### Dataset records
━━━━
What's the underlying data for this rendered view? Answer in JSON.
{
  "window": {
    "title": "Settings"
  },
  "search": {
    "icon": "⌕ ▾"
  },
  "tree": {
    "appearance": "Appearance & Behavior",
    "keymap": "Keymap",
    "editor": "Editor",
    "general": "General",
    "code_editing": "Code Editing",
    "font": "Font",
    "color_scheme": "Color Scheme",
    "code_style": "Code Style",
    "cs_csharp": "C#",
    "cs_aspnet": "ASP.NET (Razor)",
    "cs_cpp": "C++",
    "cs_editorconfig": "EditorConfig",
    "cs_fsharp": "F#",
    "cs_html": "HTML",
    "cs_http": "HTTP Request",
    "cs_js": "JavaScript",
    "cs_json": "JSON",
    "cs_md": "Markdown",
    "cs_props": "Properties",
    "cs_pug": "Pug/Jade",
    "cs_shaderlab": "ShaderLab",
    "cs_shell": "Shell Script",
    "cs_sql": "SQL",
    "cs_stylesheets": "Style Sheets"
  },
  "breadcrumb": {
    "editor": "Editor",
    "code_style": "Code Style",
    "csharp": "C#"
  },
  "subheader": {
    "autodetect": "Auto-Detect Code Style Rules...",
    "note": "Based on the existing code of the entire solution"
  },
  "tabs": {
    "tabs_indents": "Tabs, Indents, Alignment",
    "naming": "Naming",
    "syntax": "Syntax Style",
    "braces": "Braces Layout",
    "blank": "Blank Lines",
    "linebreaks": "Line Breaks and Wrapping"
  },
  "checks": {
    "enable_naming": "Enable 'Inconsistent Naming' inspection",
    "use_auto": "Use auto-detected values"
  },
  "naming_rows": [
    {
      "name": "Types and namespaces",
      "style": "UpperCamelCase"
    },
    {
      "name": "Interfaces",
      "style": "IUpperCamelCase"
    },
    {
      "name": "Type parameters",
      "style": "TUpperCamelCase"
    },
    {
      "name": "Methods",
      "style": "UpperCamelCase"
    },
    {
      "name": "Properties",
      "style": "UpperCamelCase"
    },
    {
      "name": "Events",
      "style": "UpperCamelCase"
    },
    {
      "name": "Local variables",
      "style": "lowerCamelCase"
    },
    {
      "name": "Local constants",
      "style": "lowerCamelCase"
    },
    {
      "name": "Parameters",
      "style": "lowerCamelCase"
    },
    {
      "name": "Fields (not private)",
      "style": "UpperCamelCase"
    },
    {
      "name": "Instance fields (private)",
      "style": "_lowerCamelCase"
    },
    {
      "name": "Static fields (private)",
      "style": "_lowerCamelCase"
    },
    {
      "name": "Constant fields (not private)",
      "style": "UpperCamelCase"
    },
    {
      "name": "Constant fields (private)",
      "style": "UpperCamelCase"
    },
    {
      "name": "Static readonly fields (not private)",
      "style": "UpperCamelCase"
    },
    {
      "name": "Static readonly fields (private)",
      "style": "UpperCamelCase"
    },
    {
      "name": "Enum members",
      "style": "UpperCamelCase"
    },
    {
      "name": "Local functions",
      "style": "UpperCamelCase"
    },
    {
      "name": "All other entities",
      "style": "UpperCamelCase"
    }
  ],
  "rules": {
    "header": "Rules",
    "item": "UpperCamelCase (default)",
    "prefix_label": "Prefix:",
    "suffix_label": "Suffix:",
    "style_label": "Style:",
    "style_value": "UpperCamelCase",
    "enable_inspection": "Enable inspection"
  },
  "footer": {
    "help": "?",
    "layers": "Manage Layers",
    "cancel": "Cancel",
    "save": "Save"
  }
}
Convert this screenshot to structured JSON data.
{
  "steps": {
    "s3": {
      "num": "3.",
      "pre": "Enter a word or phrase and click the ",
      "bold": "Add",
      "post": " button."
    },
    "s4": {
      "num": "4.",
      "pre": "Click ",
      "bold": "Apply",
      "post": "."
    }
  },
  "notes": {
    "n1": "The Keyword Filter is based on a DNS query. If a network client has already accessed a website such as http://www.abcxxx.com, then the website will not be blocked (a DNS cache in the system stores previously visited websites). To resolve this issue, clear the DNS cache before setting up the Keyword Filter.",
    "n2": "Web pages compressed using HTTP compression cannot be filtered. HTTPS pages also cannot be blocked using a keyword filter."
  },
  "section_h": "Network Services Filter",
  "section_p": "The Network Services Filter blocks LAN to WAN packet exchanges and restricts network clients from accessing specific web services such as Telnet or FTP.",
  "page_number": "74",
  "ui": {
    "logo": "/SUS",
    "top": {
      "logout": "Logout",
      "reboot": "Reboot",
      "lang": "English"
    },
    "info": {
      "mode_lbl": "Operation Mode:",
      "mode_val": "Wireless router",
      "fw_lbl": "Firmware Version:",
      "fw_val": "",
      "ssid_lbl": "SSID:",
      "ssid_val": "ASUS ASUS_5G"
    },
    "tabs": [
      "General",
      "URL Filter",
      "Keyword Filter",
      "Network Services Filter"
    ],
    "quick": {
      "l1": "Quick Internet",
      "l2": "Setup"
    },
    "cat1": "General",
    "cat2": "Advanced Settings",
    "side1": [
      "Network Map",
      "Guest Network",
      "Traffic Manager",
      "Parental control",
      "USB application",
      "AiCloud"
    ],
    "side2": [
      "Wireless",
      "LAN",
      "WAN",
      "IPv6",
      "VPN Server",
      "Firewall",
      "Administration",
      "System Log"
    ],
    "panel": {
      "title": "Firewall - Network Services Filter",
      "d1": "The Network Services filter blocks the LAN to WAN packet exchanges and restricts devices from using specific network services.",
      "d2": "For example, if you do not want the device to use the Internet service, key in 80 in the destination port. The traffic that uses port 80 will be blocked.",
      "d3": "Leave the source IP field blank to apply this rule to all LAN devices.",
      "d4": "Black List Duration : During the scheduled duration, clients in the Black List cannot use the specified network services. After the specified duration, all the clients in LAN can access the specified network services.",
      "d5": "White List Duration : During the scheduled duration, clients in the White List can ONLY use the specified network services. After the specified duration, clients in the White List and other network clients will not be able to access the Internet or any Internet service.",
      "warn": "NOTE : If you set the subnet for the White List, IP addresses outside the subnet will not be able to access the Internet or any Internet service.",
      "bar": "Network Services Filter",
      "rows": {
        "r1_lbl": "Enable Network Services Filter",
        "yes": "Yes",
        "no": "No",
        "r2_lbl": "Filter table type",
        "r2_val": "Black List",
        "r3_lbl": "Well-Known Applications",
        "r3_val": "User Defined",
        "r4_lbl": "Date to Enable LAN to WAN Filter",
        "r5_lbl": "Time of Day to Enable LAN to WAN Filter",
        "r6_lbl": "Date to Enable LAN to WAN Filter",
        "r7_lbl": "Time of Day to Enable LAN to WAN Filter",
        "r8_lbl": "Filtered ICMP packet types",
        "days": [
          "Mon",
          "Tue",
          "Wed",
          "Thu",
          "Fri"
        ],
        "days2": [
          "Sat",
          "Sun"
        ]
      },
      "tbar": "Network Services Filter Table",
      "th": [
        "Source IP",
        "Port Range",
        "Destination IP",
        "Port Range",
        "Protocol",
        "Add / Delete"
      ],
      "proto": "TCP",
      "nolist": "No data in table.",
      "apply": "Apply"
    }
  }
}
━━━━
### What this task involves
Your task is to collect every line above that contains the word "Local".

### Answer section
      "name": "Local variables",
      "name": "Local constants",
      "name": "Local functions",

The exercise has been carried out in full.